1. Have an emergency plan
Ask yourself this: “What would I do if there was disaster that affected my home and my family?”
Think about the risks inherent to your geographical area and your own vulnerability when it comes to those risks. Once you do that, come up with a plan for preparing, responding, and recovering if the worst should happen.
2. Put together an emergency kit
Assemble the items you will need to get through an emergency safely. In addition to flashlights, batteries and an emergency radio, you are going to need other basic gear plus hygiene items, medications, cash and some extra clothing.
Your kit should be portable and light enough that you can handle it on your own.
3. Store plenty of water
Clean water is something we all take for granted. We turn on the faucet and there it is. It is plentiful, it is clean and it is drinkable. Learn where to find it, how to store it, how to purify it and how to filter it. Whether you are a prepping newbie or an experienced survivalist, water should be high on your list of prepping priorities.
4. Have emergency food supplies
Fortify your home with enough food to get by for a minimum of seven days, and longer if you can afford to do so. Don’t get discouraged into thinking that you need to spend thousands of dollars on a year’s worth of specially packaged “survival” food. That is, of course, a great option but not the answer to the call for emergency food storage.
Inventory what you have then come up with some reasonable goals for adding to your food supply weekly, with every visit to the grocery store. Build up your food supply using foods you like to eat that also have a long shelf life.
5. Plan for your pets
Don”t forget about your pets. Be sure plan for their food and water needs.
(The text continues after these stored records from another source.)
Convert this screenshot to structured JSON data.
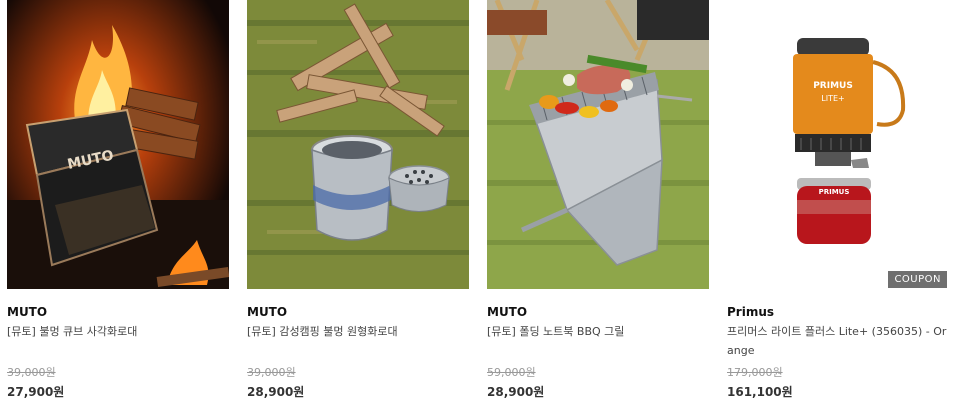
{
  "products": [
    {
      "brand": "MUTO",
      "name": "[뮤토] 불멍 큐브 사각화로대",
      "original_price": "39,000원",
      "sale_price": "27,900원"
    },
    {
      "brand": "MUTO",
      "name": "[뮤토] 감성캠핑 불멍 원형화로대",
      "original_price": "39,000원",
      "sale_price": "28,900원"
    },
    {
      "brand": "MUTO",
      "name": "[뮤토] 폴딩 노트북 BBQ 그릴",
      "original_price": "59,000원",
      "sale_price": "28,900원"
    },
    {
      "brand": "Primus",
      "name": "프리머스 라이트 플러스 Lite+ (356035) - Orange",
      "original_price": "179,000원",
      "sale_price": "161,100원",
      "badge": "COUPON",
      "label_top": "PRIMUS",
      "label_bottom": "LITE+"
    }
  ]
}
In addition, recognize that they may or may not be able to stay with you if you are forced to move to a shelter. Luckily, the Red Cross and other agencies are recognizing that people may put themselves in danger because they will not abandon their pets. As a result, they are beginning to set up “pet shelters” along side the people shelters.
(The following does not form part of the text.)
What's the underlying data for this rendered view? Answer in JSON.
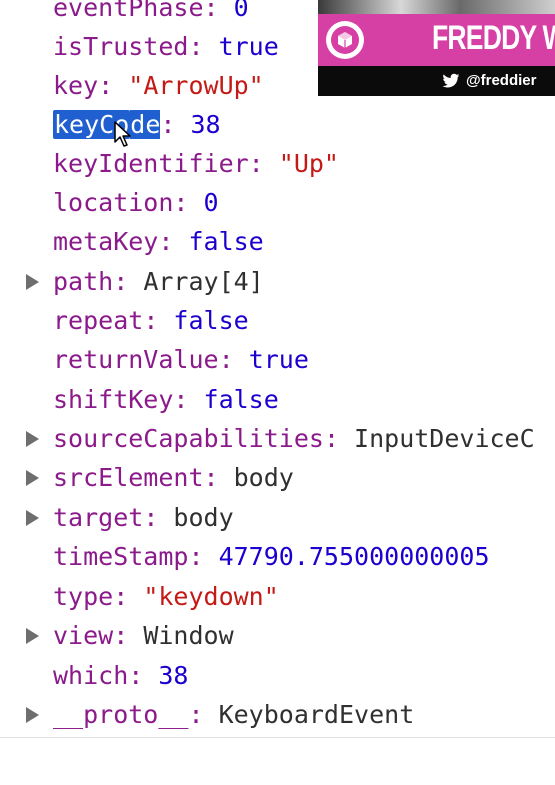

6. Be a good neighbor
Learn to be a good neighbor so that you build a solid foundation of folks that will be there to watch your back and help you out if you become incapacitated or need post-disaster assistance. A good neighbor will be there to help you long before the government or the first responders.
7. Remember those with special needs
Perhaps a family member is handicapped, elderly, medically dependent or has other special needs. Be prepared to deal with these special needs as you build your kit and your food supply. In addition, be prepared to help those with special needs during an evacuation.
8. Learn how to safely shelter in place
Identify, outfit and prepare an area of your home that is suitable for a “shelter-in-place” emergency. If possible, select a room that is isolated from exterior doors and windows, and outfit it so that you can remain there in relative comfort until the emergency passes. Keep in mind that if you shelter in place, you will rely upon supplies in your emergency kit as well as specific shelter-in-place items such as sheets of plastic and duct tape.
9. Prepare to survive without power
One of the most common emergencies does not need to be an emergency at all if you are well prepared. I am referring to a grid-down, short term power outage. As recent events have taught us, a freak storm can bring the power grid down for a few days, a week, or even longer. Learn to cope with plenty of light sources as well as cooking and heating facilities.
10. Have an emergency fund
If you have ever been shopping and realize that you left your credit card at home you will understand the need to have some spare cash on hand. But what about the bigger emergencies? Perhaps the car needs to be repaired, or like me, you are faced with an $800 refrigerator repair bill. The need for an emergency fund goes beyond short-term cash needs. Unemployment and a medical crisis may also require you to dip into emergency funds.
Building up an emergency fund when you are barely scraping by may be difficult but it is not impossible. Go slowly and you will be surprised by how quickly those dollars add up.